__YOUR TASK__:
Every entry needs to be written out again exactly, with its pictures removed.

(Saved data entries)

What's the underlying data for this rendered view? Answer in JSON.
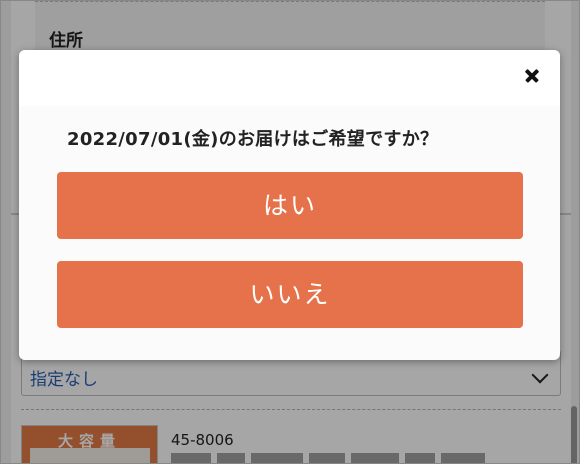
{
  "background": {
    "address_label": "住所",
    "select_value": "指定なし",
    "product_badge": "大容量",
    "product_code": "45-8006"
  },
  "modal": {
    "question": "2022/07/01(金)のお届けはご希望ですか？",
    "yes_label": "はい",
    "no_label": "いいえ",
    "close_icon": "close-icon"
  },
  "colors": {
    "accent": "#e5724a",
    "link": "#2a5fb3",
    "overlay": "rgba(0,0,0,0.35)"
  }
}
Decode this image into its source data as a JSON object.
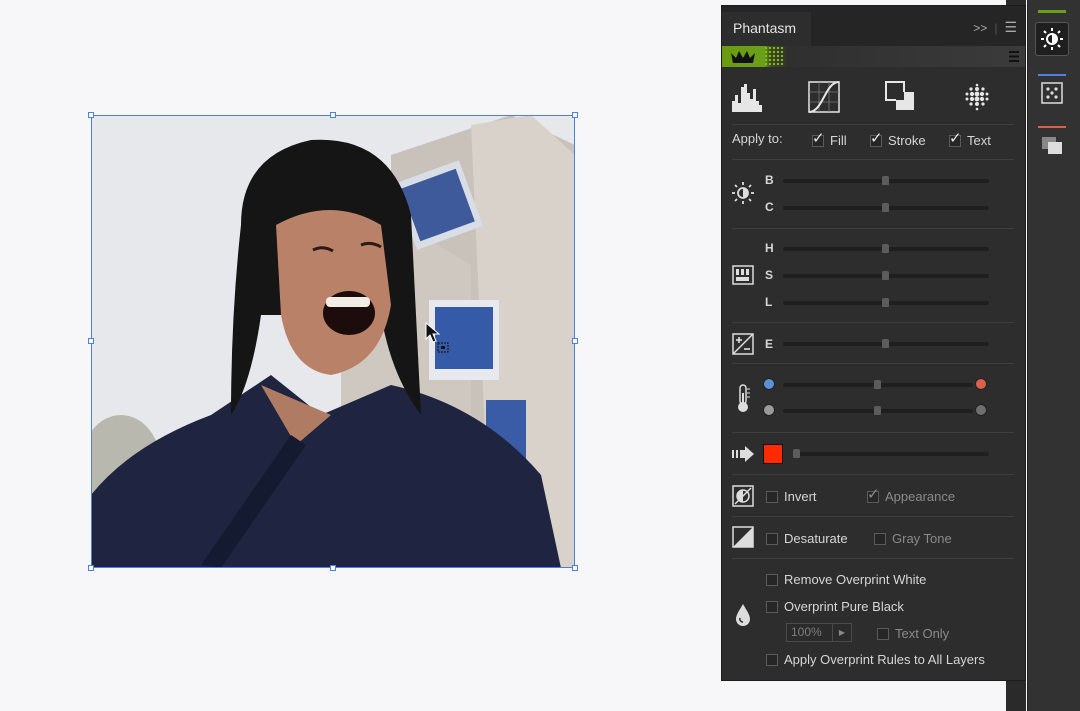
{
  "panel": {
    "title": "Phantasm",
    "apply_to": {
      "label": "Apply to:",
      "fill": {
        "label": "Fill",
        "checked": true
      },
      "stroke": {
        "label": "Stroke",
        "checked": true
      },
      "text": {
        "label": "Text",
        "checked": true
      }
    },
    "brightness": {
      "b_label": "B",
      "c_label": "C",
      "b_value": 0.5,
      "c_value": 0.5
    },
    "hsl": {
      "h_label": "H",
      "s_label": "S",
      "l_label": "L",
      "h_value": 0.5,
      "s_value": 0.5,
      "l_value": 0.5
    },
    "exposure": {
      "e_label": "E",
      "e_value": 0.5
    },
    "temperature": {
      "left_colors": [
        "#5b8fd6",
        "#9a9a9a"
      ],
      "right_colors": [
        "#d9604a",
        "#6f6f6f"
      ],
      "values": [
        0.5,
        0.5
      ]
    },
    "tint": {
      "color": "#ff2a00",
      "value": 0.0
    },
    "invert": {
      "label": "Invert",
      "checked": false,
      "appearance_label": "Appearance",
      "appearance_checked": true
    },
    "desaturate": {
      "label": "Desaturate",
      "checked": false,
      "gray_tone_label": "Gray Tone",
      "gray_tone_checked": false
    },
    "overprint": {
      "remove_white": "Remove Overprint White",
      "pure_black": "Overprint Pure Black",
      "percent": "100%",
      "text_only": "Text Only",
      "all_layers": "Apply Overprint Rules to All Layers"
    }
  },
  "colors": {
    "accent_green": "#6aa018",
    "panel_bg": "#2d2d2d",
    "selection_blue": "#4d7fe6"
  },
  "icons": [
    "histogram-icon",
    "curves-icon",
    "halftone-icon",
    "brightness-icon",
    "hsl-icon",
    "exposure-icon",
    "temperature-icon",
    "tint-icon",
    "invert-icon",
    "desaturate-icon",
    "ink-drop-icon",
    "crown-icon"
  ]
}
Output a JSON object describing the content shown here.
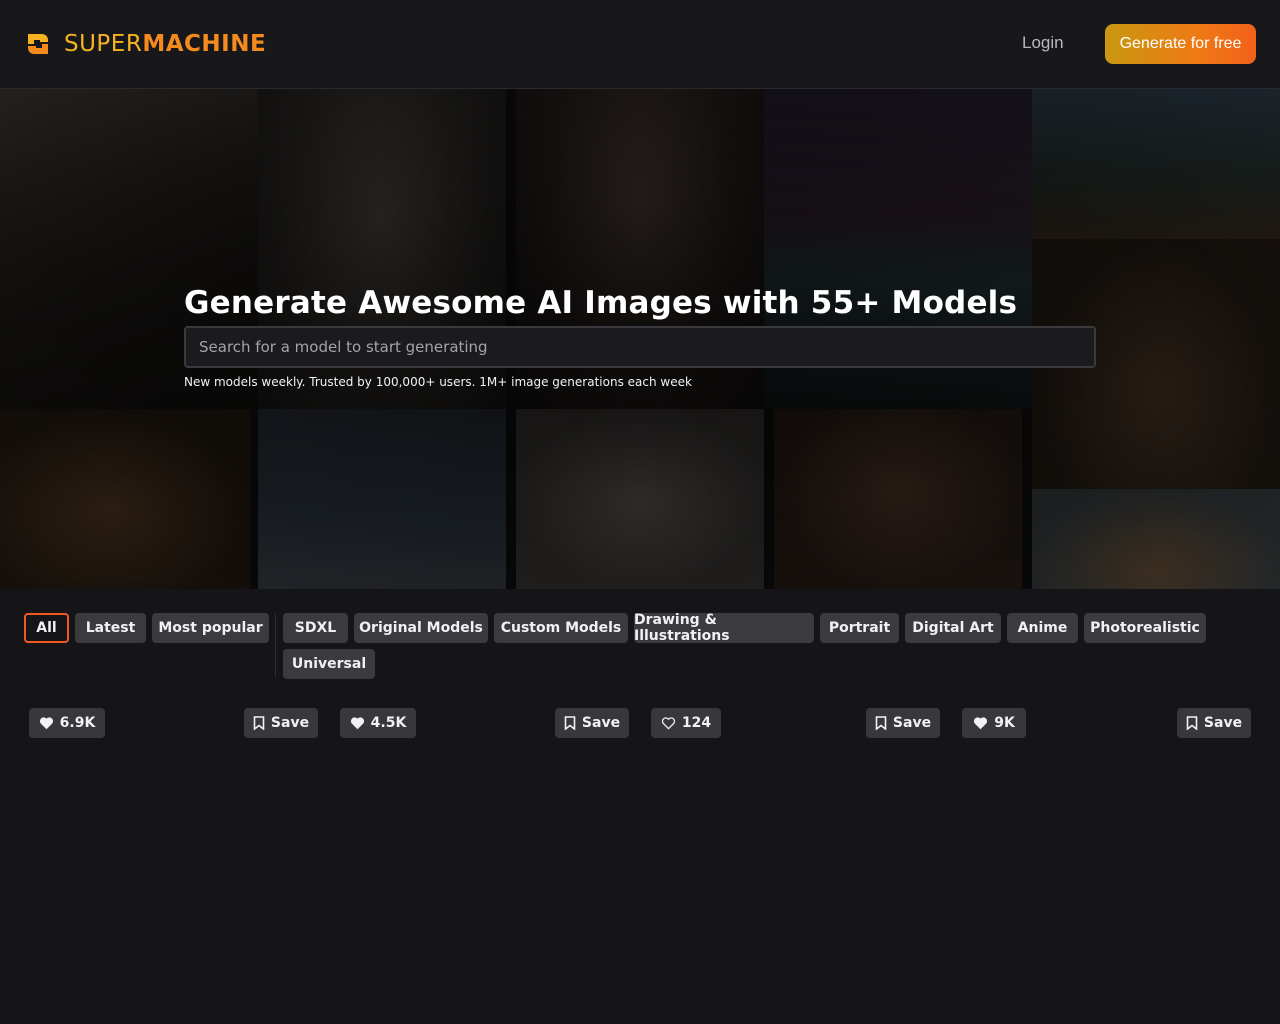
{
  "brand": {
    "name_part1": "SUPER",
    "name_part2": "MACHINE",
    "colors": {
      "yellow": "#f6b221",
      "orange": "#f58a1f"
    }
  },
  "header": {
    "login_label": "Login",
    "cta_label": "Generate for free"
  },
  "hero": {
    "title": "Generate Awesome AI Images with 55+ Models",
    "search_placeholder": "Search for a model to start generating",
    "subtitle": "New models weekly. Trusted by 100,000+ users. 1M+ image generations each week"
  },
  "filters": {
    "primary": [
      "All",
      "Latest",
      "Most popular"
    ],
    "categories": [
      "SDXL",
      "Original Models",
      "Custom Models",
      "Drawing & Illustrations",
      "Portrait",
      "Digital Art",
      "Anime",
      "Photorealistic",
      "Universal"
    ],
    "active": "All",
    "active_color": "#ef5a24"
  },
  "cards": [
    {
      "likes": "6.9K",
      "liked": true,
      "save_label": "Save"
    },
    {
      "likes": "4.5K",
      "liked": true,
      "save_label": "Save"
    },
    {
      "likes": "124",
      "liked": false,
      "save_label": "Save"
    },
    {
      "likes": "9K",
      "liked": true,
      "save_label": "Save"
    }
  ],
  "icons": {
    "like": "heart-icon",
    "save": "bookmark-icon"
  }
}
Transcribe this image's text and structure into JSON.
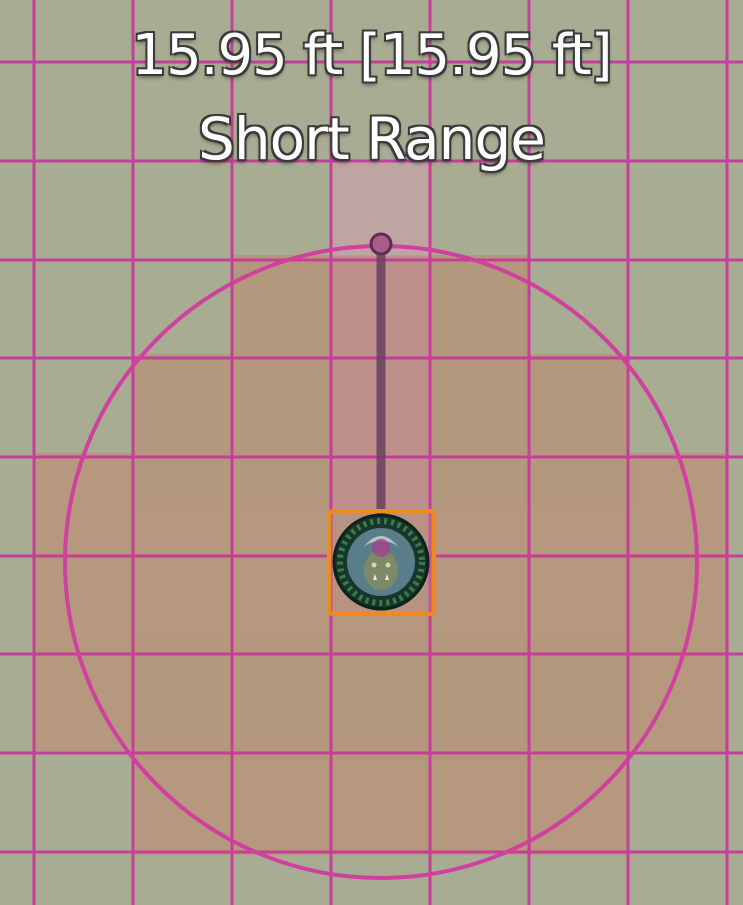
{
  "measurement": {
    "distance_text": "15.95 ft [15.95 ft]",
    "range_text": "Short Range"
  },
  "colors": {
    "background": "#a8ac92",
    "grid_line": "#c8359a",
    "range_ring": "#d0409f",
    "range_fill": "#b8866e",
    "ruler": "#6b3f60",
    "token_border": "#f08a1c"
  },
  "token": {
    "icon": "orc-warrior-portrait-icon",
    "selected": true
  }
}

__RESULT OF THIS TASK__:
What's the underlying data for this rendered view? Answer in JSON.
{
  "background": {
    "address_label": "住所",
    "select_value": "指定なし",
    "product_badge": "大容量",
    "product_code": "45-8006"
  },
  "modal": {
    "question": "2022/07/01(金)のお届けはご希望ですか？",
    "yes_label": "はい",
    "no_label": "いいえ",
    "close_icon": "close-icon"
  },
  "colors": {
    "accent": "#e5724a",
    "link": "#2a5fb3",
    "overlay": "rgba(0,0,0,0.35)"
  }
}
Decode this image into its source data as a JSON object.
{
  "panel": {
    "title": "Phantasm",
    "apply_to": {
      "label": "Apply to:",
      "fill": {
        "label": "Fill",
        "checked": true
      },
      "stroke": {
        "label": "Stroke",
        "checked": true
      },
      "text": {
        "label": "Text",
        "checked": true
      }
    },
    "brightness": {
      "b_label": "B",
      "c_label": "C",
      "b_value": 0.5,
      "c_value": 0.5
    },
    "hsl": {
      "h_label": "H",
      "s_label": "S",
      "l_label": "L",
      "h_value": 0.5,
      "s_value": 0.5,
      "l_value": 0.5
    },
    "exposure": {
      "e_label": "E",
      "e_value": 0.5
    },
    "temperature": {
      "left_colors": [
        "#5b8fd6",
        "#9a9a9a"
      ],
      "right_colors": [
        "#d9604a",
        "#6f6f6f"
      ],
      "values": [
        0.5,
        0.5
      ]
    },
    "tint": {
      "color": "#ff2a00",
      "value": 0.0
    },
    "invert": {
      "label": "Invert",
      "checked": false,
      "appearance_label": "Appearance",
      "appearance_checked": true
    },
    "desaturate": {
      "label": "Desaturate",
      "checked": false,
      "gray_tone_label": "Gray Tone",
      "gray_tone_checked": false
    },
    "overprint": {
      "remove_white": "Remove Overprint White",
      "pure_black": "Overprint Pure Black",
      "percent": "100%",
      "text_only": "Text Only",
      "all_layers": "Apply Overprint Rules to All Layers"
    }
  },
  "colors": {
    "accent_green": "#6aa018",
    "panel_bg": "#2d2d2d",
    "selection_blue": "#4d7fe6"
  },
  "icons": [
    "histogram-icon",
    "curves-icon",
    "halftone-icon",
    "brightness-icon",
    "hsl-icon",
    "exposure-icon",
    "temperature-icon",
    "tint-icon",
    "invert-icon",
    "desaturate-icon",
    "ink-drop-icon",
    "crown-icon"
  ]
}
Output a JSON object describing the content shown here.
{
  "brand": {
    "name_part1": "SUPER",
    "name_part2": "MACHINE",
    "colors": {
      "yellow": "#f6b221",
      "orange": "#f58a1f"
    }
  },
  "header": {
    "login_label": "Login",
    "cta_label": "Generate for free"
  },
  "hero": {
    "title": "Generate Awesome AI Images with 55+ Models",
    "search_placeholder": "Search for a model to start generating",
    "subtitle": "New models weekly. Trusted by 100,000+ users. 1M+ image generations each week"
  },
  "filters": {
    "primary": [
      "All",
      "Latest",
      "Most popular"
    ],
    "categories": [
      "SDXL",
      "Original Models",
      "Custom Models",
      "Drawing & Illustrations",
      "Portrait",
      "Digital Art",
      "Anime",
      "Photorealistic",
      "Universal"
    ],
    "active": "All",
    "active_color": "#ef5a24"
  },
  "cards": [
    {
      "likes": "6.9K",
      "liked": true,
      "save_label": "Save"
    },
    {
      "likes": "4.5K",
      "liked": true,
      "save_label": "Save"
    },
    {
      "likes": "124",
      "liked": false,
      "save_label": "Save"
    },
    {
      "likes": "9K",
      "liked": true,
      "save_label": "Save"
    }
  ],
  "icons": {
    "like": "heart-icon",
    "save": "bookmark-icon"
  }
}
Transcribe this image's text and structure into JSON.
{
  "measurement": {
    "distance_text": "15.95 ft [15.95 ft]",
    "range_text": "Short Range"
  },
  "colors": {
    "background": "#a8ac92",
    "grid_line": "#c8359a",
    "range_ring": "#d0409f",
    "range_fill": "#b8866e",
    "ruler": "#6b3f60",
    "token_border": "#f08a1c"
  },
  "token": {
    "icon": "orc-warrior-portrait-icon",
    "selected": true
  }
}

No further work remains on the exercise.